I think an important thing to consider when searching for internships is the experience you will gain over more tangible rewards like a paycheck. Sure, you can get an internship in an office that might pay a little over minimum wage, but you might end up entering data all day or doing unfulfilling work. Make sure you’re spending your free time doing something that actually inspires you. If possible, try and find an internship that will allow you to grow your skills, network, and learn from professionals in your industry. This could open doors for a future career after school.
My internship was unpaid, like many, but I wouldn’t trade my experience for anything. Weston opened the doors to an industry where I feel I really belong. I was able to meet leaders of the industry, learn from locals in the Vail/Minturn valley who ride everyday, and make friends and connections that I couldn’t have any other way. I’d take my time with Weston over a paid internship crunching numbers in a cubicle farm any day.

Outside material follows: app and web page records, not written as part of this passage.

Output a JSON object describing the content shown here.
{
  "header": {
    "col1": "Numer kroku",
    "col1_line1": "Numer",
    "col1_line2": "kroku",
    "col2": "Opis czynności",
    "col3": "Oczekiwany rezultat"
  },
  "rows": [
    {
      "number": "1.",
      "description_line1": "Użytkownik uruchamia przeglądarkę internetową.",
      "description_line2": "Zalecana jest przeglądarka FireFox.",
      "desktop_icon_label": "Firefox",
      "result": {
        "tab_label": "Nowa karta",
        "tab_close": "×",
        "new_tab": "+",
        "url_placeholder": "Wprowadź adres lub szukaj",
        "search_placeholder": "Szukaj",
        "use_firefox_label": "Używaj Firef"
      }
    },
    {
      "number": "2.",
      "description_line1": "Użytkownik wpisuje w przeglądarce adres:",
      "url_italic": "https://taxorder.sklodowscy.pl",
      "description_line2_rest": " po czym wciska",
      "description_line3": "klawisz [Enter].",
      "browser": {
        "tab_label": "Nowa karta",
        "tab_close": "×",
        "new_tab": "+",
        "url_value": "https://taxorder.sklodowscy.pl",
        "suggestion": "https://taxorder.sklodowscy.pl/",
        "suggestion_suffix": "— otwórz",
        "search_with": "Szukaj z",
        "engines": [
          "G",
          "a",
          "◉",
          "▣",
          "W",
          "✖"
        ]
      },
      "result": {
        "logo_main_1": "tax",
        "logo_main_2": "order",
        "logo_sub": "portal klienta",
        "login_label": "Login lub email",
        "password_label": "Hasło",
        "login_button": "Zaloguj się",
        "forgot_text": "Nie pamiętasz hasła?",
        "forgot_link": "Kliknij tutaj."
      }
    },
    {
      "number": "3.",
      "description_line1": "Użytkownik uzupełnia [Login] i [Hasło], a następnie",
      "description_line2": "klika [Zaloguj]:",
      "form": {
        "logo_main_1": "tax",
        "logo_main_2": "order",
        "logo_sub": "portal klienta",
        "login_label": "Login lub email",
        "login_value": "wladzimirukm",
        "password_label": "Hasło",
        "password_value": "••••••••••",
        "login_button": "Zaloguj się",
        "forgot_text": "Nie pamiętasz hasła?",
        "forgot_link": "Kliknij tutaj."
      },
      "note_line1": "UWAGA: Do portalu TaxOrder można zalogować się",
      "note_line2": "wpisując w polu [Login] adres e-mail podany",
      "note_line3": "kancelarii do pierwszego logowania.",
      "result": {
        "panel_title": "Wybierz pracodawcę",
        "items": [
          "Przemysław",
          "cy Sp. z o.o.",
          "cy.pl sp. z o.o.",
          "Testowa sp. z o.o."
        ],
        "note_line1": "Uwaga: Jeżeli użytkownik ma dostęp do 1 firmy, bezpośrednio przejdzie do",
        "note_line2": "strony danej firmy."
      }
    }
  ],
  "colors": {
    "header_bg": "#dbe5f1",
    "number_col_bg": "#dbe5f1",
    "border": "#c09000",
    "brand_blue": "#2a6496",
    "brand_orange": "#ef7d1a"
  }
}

There are only so many hours in a day. Balancing school, clubs, friends, and trying to eat more than just Ramen are skills every college student needs to learn. If you’re considering doing an internship while in school, it only adds to the list of responsibilities you have. While an internship can be very rewarding and will certainly put you ahead of the curve, it’s important to know how that will impact your day-to-day life.
Consider the amount of time you can dedicate to your internship. School should always be priority number one. Fortunately, my work times were mostly at night or on the weekends. Make sure your boss knows your class schedule, when your exams are, and any other obligations that need to take a priority. You never want to get to a point where your internship is taking up more of your time than school. Fortunately, Weston was always great at working around my classes.

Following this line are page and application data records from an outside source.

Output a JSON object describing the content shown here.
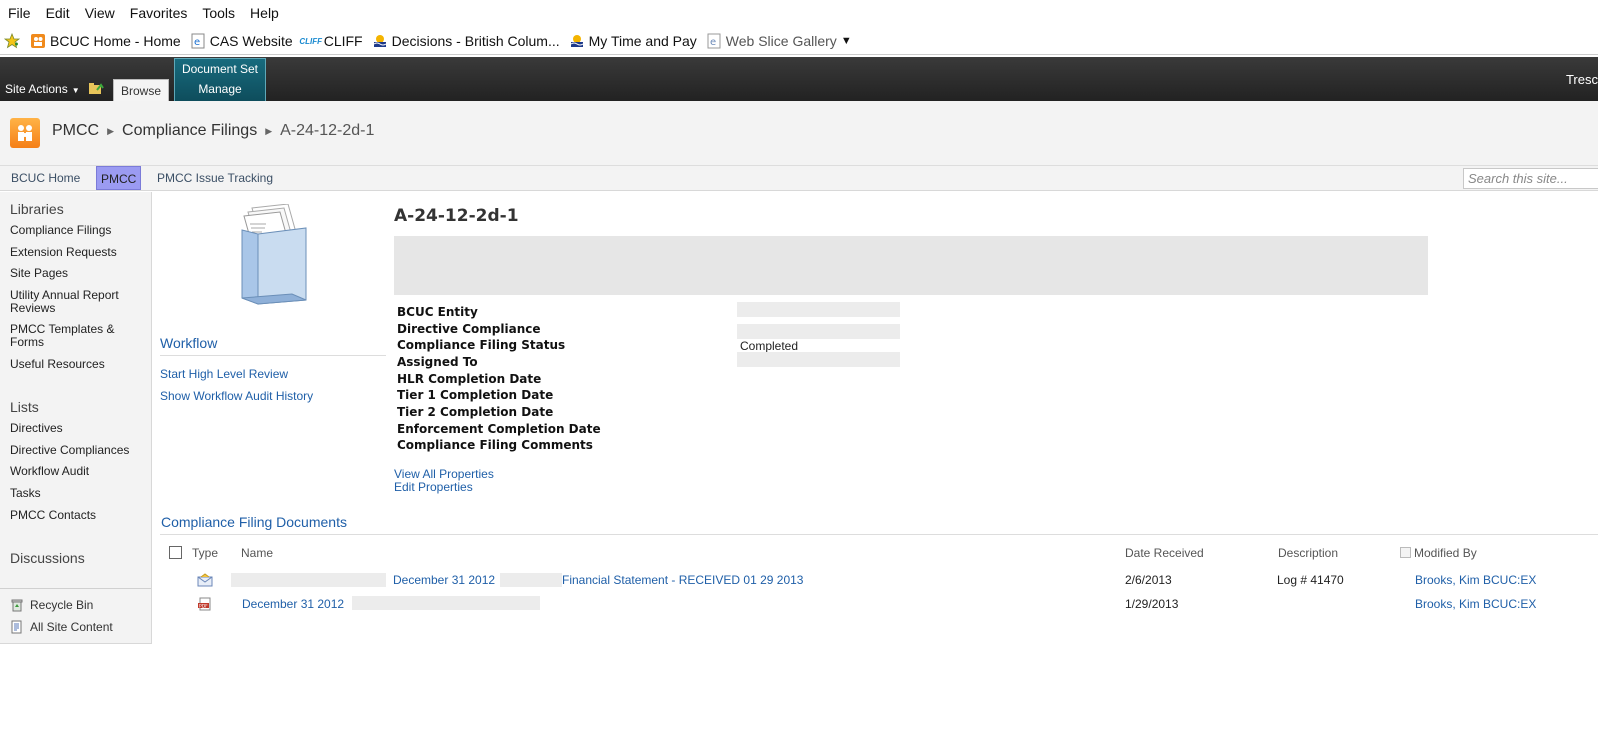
{
  "browser": {
    "menu": [
      "File",
      "Edit",
      "View",
      "Favorites",
      "Tools",
      "Help"
    ],
    "favorites": [
      {
        "label": "BCUC Home - Home",
        "icon": "sharepoint-icon"
      },
      {
        "label": "CAS Website",
        "icon": "ie-page-icon"
      },
      {
        "label": "CLIFF",
        "icon": "cliff-icon"
      },
      {
        "label": "Decisions - British Colum...",
        "icon": "bc-logo-icon"
      },
      {
        "label": "My Time and Pay",
        "icon": "bc-logo-icon"
      },
      {
        "label": "Web Slice Gallery",
        "icon": "web-slice-icon"
      }
    ]
  },
  "ribbon": {
    "site_actions": "Site Actions",
    "tab_browse": "Browse",
    "context_group": "Document Set",
    "context_tab": "Manage",
    "user": "Tresc"
  },
  "breadcrumb": {
    "site": "PMCC",
    "library": "Compliance Filings",
    "current": "A-24-12-2d-1"
  },
  "topnav": {
    "items": [
      "BCUC Home",
      "PMCC",
      "PMCC Issue Tracking"
    ],
    "selected": "PMCC",
    "search_placeholder": "Search this site..."
  },
  "leftnav": {
    "libraries_head": "Libraries",
    "libraries": [
      "Compliance Filings",
      "Extension Requests",
      "Site Pages",
      "Utility Annual Report Reviews",
      "PMCC Templates & Forms",
      "Useful Resources"
    ],
    "lists_head": "Lists",
    "lists": [
      "Directives",
      "Directive Compliances",
      "Workflow Audit",
      "Tasks",
      "PMCC Contacts"
    ],
    "discussions_head": "Discussions",
    "recycle_bin": "Recycle Bin",
    "all_site_content": "All Site Content"
  },
  "docset": {
    "title": "A-24-12-2d-1",
    "properties": [
      {
        "label": "BCUC Entity",
        "value": ""
      },
      {
        "label": "Directive Compliance",
        "value": ""
      },
      {
        "label": "Compliance Filing Status",
        "value": "Completed"
      },
      {
        "label": "Assigned To",
        "value": ""
      },
      {
        "label": "HLR Completion Date",
        "value": ""
      },
      {
        "label": "Tier 1 Completion Date",
        "value": ""
      },
      {
        "label": "Tier 2 Completion Date",
        "value": ""
      },
      {
        "label": "Enforcement Completion Date",
        "value": ""
      },
      {
        "label": "Compliance Filing Comments",
        "value": ""
      }
    ],
    "view_all": "View All Properties",
    "edit": "Edit Properties"
  },
  "workflow": {
    "head": "Workflow",
    "start": "Start High Level Review",
    "history": "Show Workflow Audit History"
  },
  "documents": {
    "head": "Compliance Filing Documents",
    "columns": {
      "type": "Type",
      "name": "Name",
      "date_received": "Date Received",
      "description": "Description",
      "modified_by": "Modified By"
    },
    "rows": [
      {
        "type_icon": "email-icon",
        "name_part1": "December 31 2012",
        "name_part2": "Financial Statement - RECEIVED 01 29 2013",
        "date_received": "2/6/2013",
        "description": "Log # 41470",
        "modified_by": "Brooks, Kim BCUC:EX"
      },
      {
        "type_icon": "pdf-icon",
        "name_part1": "December 31 2012",
        "name_part2": "",
        "date_received": "1/29/2013",
        "description": "",
        "modified_by": "Brooks, Kim BCUC:EX"
      }
    ]
  },
  "colors": {
    "ribbon_dark": "#2b2b2b",
    "context_tab": "#186b7e",
    "link_blue": "#1f5fa8",
    "selected_nav": "#9b9bf2",
    "logo_orange": "#f57f17"
  }
}
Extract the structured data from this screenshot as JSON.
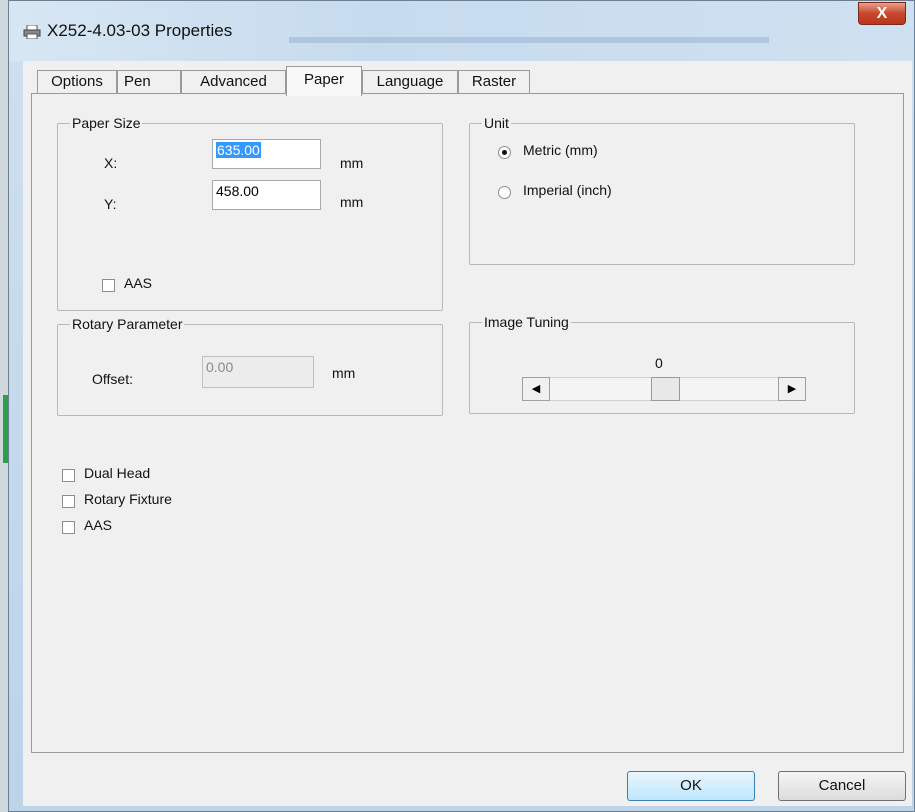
{
  "window": {
    "title": "X252-4.03-03 Properties",
    "close_label": "X"
  },
  "tabs": [
    {
      "label": "Options"
    },
    {
      "label": "Pen"
    },
    {
      "label": "Advanced"
    },
    {
      "label": "Paper"
    },
    {
      "label": "Language"
    },
    {
      "label": "Raster"
    }
  ],
  "active_tab": "Paper",
  "paper_size": {
    "legend": "Paper Size",
    "x_label": "X:",
    "x_value": "635.00",
    "y_label": "Y:",
    "y_value": "458.00",
    "unit": "mm",
    "aas_label": "AAS",
    "aas_checked": false
  },
  "unit": {
    "legend": "Unit",
    "metric_label": "Metric (mm)",
    "imperial_label": "Imperial (inch)",
    "selected": "Metric (mm)"
  },
  "rotary": {
    "legend": "Rotary Parameter",
    "offset_label": "Offset:",
    "offset_value": "0.00",
    "unit": "mm"
  },
  "image_tuning": {
    "legend": "Image Tuning",
    "value_text": "0"
  },
  "options": [
    {
      "label": "Dual Head",
      "checked": false
    },
    {
      "label": "Rotary Fixture",
      "checked": false
    },
    {
      "label": "AAS",
      "checked": false
    }
  ],
  "buttons": {
    "ok": "OK",
    "cancel": "Cancel"
  },
  "colors": {
    "close": "#c7472d",
    "selection": "#3399ff",
    "ok_border": "#3c7fb1"
  },
  "icons": {
    "title_icon": "printer-icon",
    "scroll_left": "arrow-left-icon",
    "scroll_right": "arrow-right-icon"
  }
}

Don’t forget it’s also important to make time for yourself. After all, if you’re working for a snowboarding company and not getting any time on the slopes, something’s not right.
It’s been an absolute dream to work for Weston as an intern. Working amongst like-minded individuals who are passionate about the sport and doing everything to grow and protect the lands we all cherish has been an incredible opportunity.